---------- ENTRIES SUPPLIED ----------

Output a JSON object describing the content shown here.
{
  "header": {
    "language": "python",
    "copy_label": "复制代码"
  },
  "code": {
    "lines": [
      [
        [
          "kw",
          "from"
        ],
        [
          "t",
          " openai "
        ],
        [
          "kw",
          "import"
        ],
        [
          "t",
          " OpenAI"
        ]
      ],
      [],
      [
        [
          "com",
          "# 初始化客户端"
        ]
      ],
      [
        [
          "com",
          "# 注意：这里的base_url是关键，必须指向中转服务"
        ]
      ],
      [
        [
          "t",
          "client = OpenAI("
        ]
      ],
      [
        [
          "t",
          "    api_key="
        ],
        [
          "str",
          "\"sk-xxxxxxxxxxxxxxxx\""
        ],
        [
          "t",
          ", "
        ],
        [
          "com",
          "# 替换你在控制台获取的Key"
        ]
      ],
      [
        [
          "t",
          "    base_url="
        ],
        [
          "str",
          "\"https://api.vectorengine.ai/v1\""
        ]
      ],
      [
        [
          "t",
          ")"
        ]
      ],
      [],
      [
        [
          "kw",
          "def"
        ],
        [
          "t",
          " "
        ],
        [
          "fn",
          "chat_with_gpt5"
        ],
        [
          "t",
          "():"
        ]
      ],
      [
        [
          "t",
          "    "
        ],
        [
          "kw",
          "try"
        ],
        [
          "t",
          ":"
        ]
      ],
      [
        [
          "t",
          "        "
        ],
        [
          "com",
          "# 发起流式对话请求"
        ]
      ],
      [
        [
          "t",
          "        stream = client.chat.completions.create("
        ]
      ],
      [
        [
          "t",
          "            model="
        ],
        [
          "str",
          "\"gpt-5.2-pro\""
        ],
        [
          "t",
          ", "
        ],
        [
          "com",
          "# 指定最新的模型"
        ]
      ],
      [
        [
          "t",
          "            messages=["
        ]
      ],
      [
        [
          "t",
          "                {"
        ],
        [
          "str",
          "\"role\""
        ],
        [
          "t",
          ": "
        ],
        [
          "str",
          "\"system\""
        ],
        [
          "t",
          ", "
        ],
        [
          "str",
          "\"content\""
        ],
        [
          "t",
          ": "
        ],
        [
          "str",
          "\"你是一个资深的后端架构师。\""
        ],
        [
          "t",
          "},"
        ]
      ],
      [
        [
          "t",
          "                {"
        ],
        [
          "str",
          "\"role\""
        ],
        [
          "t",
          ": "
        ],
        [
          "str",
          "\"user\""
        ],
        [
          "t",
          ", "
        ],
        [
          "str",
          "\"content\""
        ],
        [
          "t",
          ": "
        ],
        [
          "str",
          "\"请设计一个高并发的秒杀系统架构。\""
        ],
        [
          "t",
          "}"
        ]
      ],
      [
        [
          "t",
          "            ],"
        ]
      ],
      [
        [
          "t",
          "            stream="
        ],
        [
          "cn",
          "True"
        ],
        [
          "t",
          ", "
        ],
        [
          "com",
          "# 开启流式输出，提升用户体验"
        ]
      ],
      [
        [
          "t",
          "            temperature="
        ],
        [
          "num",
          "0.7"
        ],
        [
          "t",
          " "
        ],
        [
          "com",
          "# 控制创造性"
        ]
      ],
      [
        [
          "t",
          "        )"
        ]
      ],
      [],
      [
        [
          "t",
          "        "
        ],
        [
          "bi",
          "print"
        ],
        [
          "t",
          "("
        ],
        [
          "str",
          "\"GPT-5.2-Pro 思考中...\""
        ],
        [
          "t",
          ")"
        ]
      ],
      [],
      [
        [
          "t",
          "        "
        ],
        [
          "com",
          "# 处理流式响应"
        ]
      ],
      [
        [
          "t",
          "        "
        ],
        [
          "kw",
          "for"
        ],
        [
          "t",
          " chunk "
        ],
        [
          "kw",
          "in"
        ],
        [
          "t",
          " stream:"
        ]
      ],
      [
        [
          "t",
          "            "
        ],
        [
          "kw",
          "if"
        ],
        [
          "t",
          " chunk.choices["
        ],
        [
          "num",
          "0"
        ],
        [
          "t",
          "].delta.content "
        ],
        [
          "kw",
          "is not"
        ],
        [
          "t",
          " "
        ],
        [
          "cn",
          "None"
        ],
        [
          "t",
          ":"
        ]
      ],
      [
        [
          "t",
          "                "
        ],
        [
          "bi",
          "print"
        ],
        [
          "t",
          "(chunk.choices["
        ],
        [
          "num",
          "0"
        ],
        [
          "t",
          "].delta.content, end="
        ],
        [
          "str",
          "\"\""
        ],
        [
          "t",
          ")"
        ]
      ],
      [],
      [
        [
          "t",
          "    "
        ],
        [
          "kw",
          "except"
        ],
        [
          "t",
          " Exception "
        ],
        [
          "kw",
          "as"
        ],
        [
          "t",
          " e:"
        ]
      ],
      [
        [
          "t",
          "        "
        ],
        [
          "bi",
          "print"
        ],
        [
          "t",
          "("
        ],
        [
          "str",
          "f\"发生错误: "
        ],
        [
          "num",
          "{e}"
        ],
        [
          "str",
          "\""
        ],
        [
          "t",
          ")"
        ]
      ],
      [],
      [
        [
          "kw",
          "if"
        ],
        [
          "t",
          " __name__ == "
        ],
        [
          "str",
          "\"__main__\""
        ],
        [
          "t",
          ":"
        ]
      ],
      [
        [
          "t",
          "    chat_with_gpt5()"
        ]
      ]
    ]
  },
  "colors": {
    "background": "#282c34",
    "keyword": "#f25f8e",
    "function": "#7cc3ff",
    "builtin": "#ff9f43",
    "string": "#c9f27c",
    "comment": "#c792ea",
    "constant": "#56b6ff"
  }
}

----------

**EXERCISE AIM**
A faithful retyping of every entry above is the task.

**RESPONSE AREA**
Output a JSON object describing the content shown here.
{
  "header": {
    "language": "python",
    "copy_label": "复制代码"
  },
  "code": {
    "lines": [
      [
        [
          "kw",
          "from"
        ],
        [
          "t",
          " openai "
        ],
        [
          "kw",
          "import"
        ],
        [
          "t",
          " OpenAI"
        ]
      ],
      [],
      [
        [
          "com",
          "# 初始化客户端"
        ]
      ],
      [
        [
          "com",
          "# 注意：这里的base_url是关键，必须指向中转服务"
        ]
      ],
      [
        [
          "t",
          "client = OpenAI("
        ]
      ],
      [
        [
          "t",
          "    api_key="
        ],
        [
          "str",
          "\"sk-xxxxxxxxxxxxxxxx\""
        ],
        [
          "t",
          ", "
        ],
        [
          "com",
          "# 替换你在控制台获取的Key"
        ]
      ],
      [
        [
          "t",
          "    base_url="
        ],
        [
          "str",
          "\"https://api.vectorengine.ai/v1\""
        ]
      ],
      [
        [
          "t",
          ")"
        ]
      ],
      [],
      [
        [
          "kw",
          "def"
        ],
        [
          "t",
          " "
        ],
        [
          "fn",
          "chat_with_gpt5"
        ],
        [
          "t",
          "():"
        ]
      ],
      [
        [
          "t",
          "    "
        ],
        [
          "kw",
          "try"
        ],
        [
          "t",
          ":"
        ]
      ],
      [
        [
          "t",
          "        "
        ],
        [
          "com",
          "# 发起流式对话请求"
        ]
      ],
      [
        [
          "t",
          "        stream = client.chat.completions.create("
        ]
      ],
      [
        [
          "t",
          "            model="
        ],
        [
          "str",
          "\"gpt-5.2-pro\""
        ],
        [
          "t",
          ", "
        ],
        [
          "com",
          "# 指定最新的模型"
        ]
      ],
      [
        [
          "t",
          "            messages=["
        ]
      ],
      [
        [
          "t",
          "                {"
        ],
        [
          "str",
          "\"role\""
        ],
        [
          "t",
          ": "
        ],
        [
          "str",
          "\"system\""
        ],
        [
          "t",
          ", "
        ],
        [
          "str",
          "\"content\""
        ],
        [
          "t",
          ": "
        ],
        [
          "str",
          "\"你是一个资深的后端架构师。\""
        ],
        [
          "t",
          "},"
        ]
      ],
      [
        [
          "t",
          "                {"
        ],
        [
          "str",
          "\"role\""
        ],
        [
          "t",
          ": "
        ],
        [
          "str",
          "\"user\""
        ],
        [
          "t",
          ", "
        ],
        [
          "str",
          "\"content\""
        ],
        [
          "t",
          ": "
        ],
        [
          "str",
          "\"请设计一个高并发的秒杀系统架构。\""
        ],
        [
          "t",
          "}"
        ]
      ],
      [
        [
          "t",
          "            ],"
        ]
      ],
      [
        [
          "t",
          "            stream="
        ],
        [
          "cn",
          "True"
        ],
        [
          "t",
          ", "
        ],
        [
          "com",
          "# 开启流式输出，提升用户体验"
        ]
      ],
      [
        [
          "t",
          "            temperature="
        ],
        [
          "num",
          "0.7"
        ],
        [
          "t",
          " "
        ],
        [
          "com",
          "# 控制创造性"
        ]
      ],
      [
        [
          "t",
          "        )"
        ]
      ],
      [],
      [
        [
          "t",
          "        "
        ],
        [
          "bi",
          "print"
        ],
        [
          "t",
          "("
        ],
        [
          "str",
          "\"GPT-5.2-Pro 思考中...\""
        ],
        [
          "t",
          ")"
        ]
      ],
      [],
      [
        [
          "t",
          "        "
        ],
        [
          "com",
          "# 处理流式响应"
        ]
      ],
      [
        [
          "t",
          "        "
        ],
        [
          "kw",
          "for"
        ],
        [
          "t",
          " chunk "
        ],
        [
          "kw",
          "in"
        ],
        [
          "t",
          " stream:"
        ]
      ],
      [
        [
          "t",
          "            "
        ],
        [
          "kw",
          "if"
        ],
        [
          "t",
          " chunk.choices["
        ],
        [
          "num",
          "0"
        ],
        [
          "t",
          "].delta.content "
        ],
        [
          "kw",
          "is not"
        ],
        [
          "t",
          " "
        ],
        [
          "cn",
          "None"
        ],
        [
          "t",
          ":"
        ]
      ],
      [
        [
          "t",
          "                "
        ],
        [
          "bi",
          "print"
        ],
        [
          "t",
          "(chunk.choices["
        ],
        [
          "num",
          "0"
        ],
        [
          "t",
          "].delta.content, end="
        ],
        [
          "str",
          "\"\""
        ],
        [
          "t",
          ")"
        ]
      ],
      [],
      [
        [
          "t",
          "    "
        ],
        [
          "kw",
          "except"
        ],
        [
          "t",
          " Exception "
        ],
        [
          "kw",
          "as"
        ],
        [
          "t",
          " e:"
        ]
      ],
      [
        [
          "t",
          "        "
        ],
        [
          "bi",
          "print"
        ],
        [
          "t",
          "("
        ],
        [
          "str",
          "f\"发生错误: "
        ],
        [
          "num",
          "{e}"
        ],
        [
          "str",
          "\""
        ],
        [
          "t",
          ")"
        ]
      ],
      [],
      [
        [
          "kw",
          "if"
        ],
        [
          "t",
          " __name__ == "
        ],
        [
          "str",
          "\"__main__\""
        ],
        [
          "t",
          ":"
        ]
      ],
      [
        [
          "t",
          "    chat_with_gpt5()"
        ]
      ]
    ]
  },
  "colors": {
    "background": "#282c34",
    "keyword": "#f25f8e",
    "function": "#7cc3ff",
    "builtin": "#ff9f43",
    "string": "#c9f27c",
    "comment": "#c792ea",
    "constant": "#56b6ff"
  }
}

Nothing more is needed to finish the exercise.